In response to these new insights, the EU passed legislation in 2018 that effectively bans South East Asian palm oil as a feedstock for biodiesel and reduces its use to zero by 2030. Caught in this sustainability-driven seesaw are producers of palm oil and – most critically – large numbers of small-holder farmers across the region who depend on this crop for their livelihoods.
South East Asian companies, therefore, need to urgently find ways to navigate these new requirements in order to stay viable and be able to continue contributing to their countries’ prosperity and the well-being of all their stakeholders.
Strategically, this will include finding ways to increase yields but also to monetise the value represented by tropical rainforests or mangroves and peat lands in order to diversify income streams for local farmers and communities. Sustainability is about finding ways for local societies to prosper and putting a stop to deforestation and runaway carbon emissions – all while keeping the companies that drive South East Asia’s development viable.
Q. GRI published a paper which explored reporting trends between now and 2025. GRI predicts that the reporting format will change from “annual reports” to “data exchange” and climate change, human rights and wealth inequality will be the key issues that need to be addressed.
What do you think the future sustainability reporting will look like?
The major frameworks for sustainability reporting such as the Global Reporting Initiative (GRI) Standards or the Sustainability Accounting Standards Board (SASB) are constantly evolving. Meanwhile new tools are emerging to help companies manage their sustainability and measure their progress, such as the recommendations by the Task Force on Climate-related Disclosures (TCFD) or the Science Based Targets (SBT) initiative.
What all of these approaches have in common – and I agree with the GRI assessment as to where we are headed – is that they are increasingly data-driven, aiming to make sustainability quantifiable and measurable, providing companies with guidance and tools to align their performance with what is required if we want to avoid the worst consequences of unsustainable business practices.
Today, some of those negative impacts are already well under way, with billions of dollars in damages now occurring every year. We are already experiencing climate change through weather and temperature extremes, such as accelerated melting of ice caps in Greenland and Antarctica, and global water imbalances, with an increased incidence and severity of droughts as well as flooding. This often has unexpected consequences: during last year’s record summer heat, low water levels in German rivers eventually led to gasoline shortages across the country as the barges that are normally used to ship fuel upstream could not be used anymore.

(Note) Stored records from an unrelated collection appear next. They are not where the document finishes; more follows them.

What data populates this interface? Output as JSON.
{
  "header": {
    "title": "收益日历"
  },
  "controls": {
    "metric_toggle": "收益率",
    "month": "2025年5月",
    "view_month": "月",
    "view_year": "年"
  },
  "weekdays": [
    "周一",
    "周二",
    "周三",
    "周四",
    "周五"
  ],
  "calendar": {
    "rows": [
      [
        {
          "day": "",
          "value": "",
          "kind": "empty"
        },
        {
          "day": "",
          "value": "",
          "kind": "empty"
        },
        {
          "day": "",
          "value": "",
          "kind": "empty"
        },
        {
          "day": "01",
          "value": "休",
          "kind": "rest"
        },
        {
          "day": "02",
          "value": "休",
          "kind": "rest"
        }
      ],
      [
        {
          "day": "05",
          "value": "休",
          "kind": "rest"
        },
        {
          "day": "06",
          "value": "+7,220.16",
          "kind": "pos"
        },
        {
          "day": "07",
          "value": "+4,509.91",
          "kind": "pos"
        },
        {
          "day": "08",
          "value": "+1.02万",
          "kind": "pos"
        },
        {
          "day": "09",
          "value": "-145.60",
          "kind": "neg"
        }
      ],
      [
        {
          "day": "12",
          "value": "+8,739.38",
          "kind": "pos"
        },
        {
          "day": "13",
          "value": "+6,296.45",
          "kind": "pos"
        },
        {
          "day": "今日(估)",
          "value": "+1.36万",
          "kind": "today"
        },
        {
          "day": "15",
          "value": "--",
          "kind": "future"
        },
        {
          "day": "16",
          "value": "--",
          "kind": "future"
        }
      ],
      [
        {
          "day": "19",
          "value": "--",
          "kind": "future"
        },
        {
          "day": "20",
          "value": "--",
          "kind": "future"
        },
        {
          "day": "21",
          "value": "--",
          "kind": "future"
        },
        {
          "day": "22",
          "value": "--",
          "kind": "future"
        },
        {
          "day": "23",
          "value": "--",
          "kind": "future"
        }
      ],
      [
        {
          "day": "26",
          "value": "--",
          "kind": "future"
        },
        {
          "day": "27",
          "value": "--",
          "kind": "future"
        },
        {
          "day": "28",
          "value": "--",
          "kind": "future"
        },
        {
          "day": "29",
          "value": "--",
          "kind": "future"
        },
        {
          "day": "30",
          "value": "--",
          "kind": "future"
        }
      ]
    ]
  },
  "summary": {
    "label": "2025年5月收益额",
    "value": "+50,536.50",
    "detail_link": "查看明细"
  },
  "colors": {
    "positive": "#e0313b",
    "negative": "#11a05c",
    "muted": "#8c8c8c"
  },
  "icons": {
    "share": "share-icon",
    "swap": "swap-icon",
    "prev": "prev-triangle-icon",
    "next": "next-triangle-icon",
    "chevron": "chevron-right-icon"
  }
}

Changes such as these will continue to accelerate and damage to the global economy will continue to mount until it reaches ‘critical mass’. As and when that happens, I expect reporting requirements to become much stricter than they are today. Most of the ‘optionality’ will disappear (e.g. reporting scope and comparative freedom in determining material issues) and reports will become much more ‘data-centric’. One group of companies that will find significant opportunities in these developments are today’s fintech providers who can apply their skills to entirely new kinds of problems and in due time reap the rewards.